TASK DETAILS: Please tally the lines of the listing that hold the string "title", and reply with that total only.
━━━━━━━━
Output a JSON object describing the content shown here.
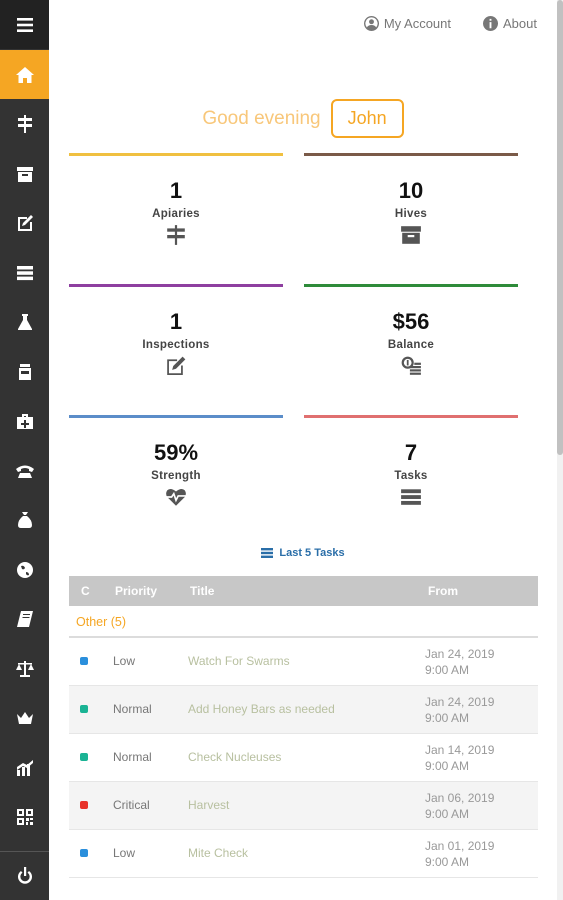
{
  "nav": {
    "my_account": "My Account",
    "about": "About"
  },
  "sidebar": {
    "items": [
      {
        "name": "menu",
        "icon": "hamburger-menu-icon"
      },
      {
        "name": "home",
        "icon": "home-icon",
        "active": true
      },
      {
        "name": "apiaries",
        "icon": "signpost-icon"
      },
      {
        "name": "hives",
        "icon": "archive-box-icon"
      },
      {
        "name": "inspections",
        "icon": "edit-icon"
      },
      {
        "name": "tasks",
        "icon": "list-icon"
      },
      {
        "name": "treatments",
        "icon": "flask-icon"
      },
      {
        "name": "feedings",
        "icon": "jar-icon"
      },
      {
        "name": "medical",
        "icon": "medkit-icon"
      },
      {
        "name": "contacts",
        "icon": "phone-icon"
      },
      {
        "name": "finance",
        "icon": "money-bag-icon"
      },
      {
        "name": "map",
        "icon": "globe-icon"
      },
      {
        "name": "journal",
        "icon": "book-icon"
      },
      {
        "name": "harvest",
        "icon": "scale-icon"
      },
      {
        "name": "queens",
        "icon": "crown-icon"
      },
      {
        "name": "reports",
        "icon": "chart-icon"
      },
      {
        "name": "qr-codes",
        "icon": "qrcode-icon"
      },
      {
        "name": "logout",
        "icon": "power-icon"
      }
    ]
  },
  "greeting": {
    "text": "Good evening",
    "name": "John"
  },
  "cards": [
    {
      "value": "1",
      "label": "Apiaries",
      "color": "#f0c040",
      "icon": "signpost-icon"
    },
    {
      "value": "10",
      "label": "Hives",
      "color": "#7a5a48",
      "icon": "archive-box-icon"
    },
    {
      "value": "1",
      "label": "Inspections",
      "color": "#8e3fa0",
      "icon": "edit-icon"
    },
    {
      "value": "$56",
      "label": "Balance",
      "color": "#2e8b3a",
      "icon": "money-icon"
    },
    {
      "value": "59%",
      "label": "Strength",
      "color": "#5b8dc9",
      "icon": "heartbeat-icon"
    },
    {
      "value": "7",
      "label": "Tasks",
      "color": "#e07070",
      "icon": "list-icon"
    }
  ],
  "tasks_section": {
    "title": "Last 5 Tasks"
  },
  "table": {
    "headers": {
      "c": "C",
      "priority": "Priority",
      "title": "Title",
      "from": "From"
    },
    "group": "Other (5)",
    "rows": [
      {
        "color": "#2a8fdc",
        "priority": "Low",
        "title": "Watch For Swarms",
        "date": "Jan 24, 2019",
        "time": "9:00 AM"
      },
      {
        "color": "#1ab394",
        "priority": "Normal",
        "title": "Add Honey Bars as needed",
        "date": "Jan 24, 2019",
        "time": "9:00 AM"
      },
      {
        "color": "#1ab394",
        "priority": "Normal",
        "title": "Check Nucleuses",
        "date": "Jan 14, 2019",
        "time": "9:00 AM"
      },
      {
        "color": "#e8322a",
        "priority": "Critical",
        "title": "Harvest",
        "date": "Jan 06, 2019",
        "time": "9:00 AM"
      },
      {
        "color": "#2a8fdc",
        "priority": "Low",
        "title": "Mite Check",
        "date": "Jan 01, 2019",
        "time": "9:00 AM"
      }
    ]
  }
}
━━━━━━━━
RESULT OF THIS EXERCISE: 7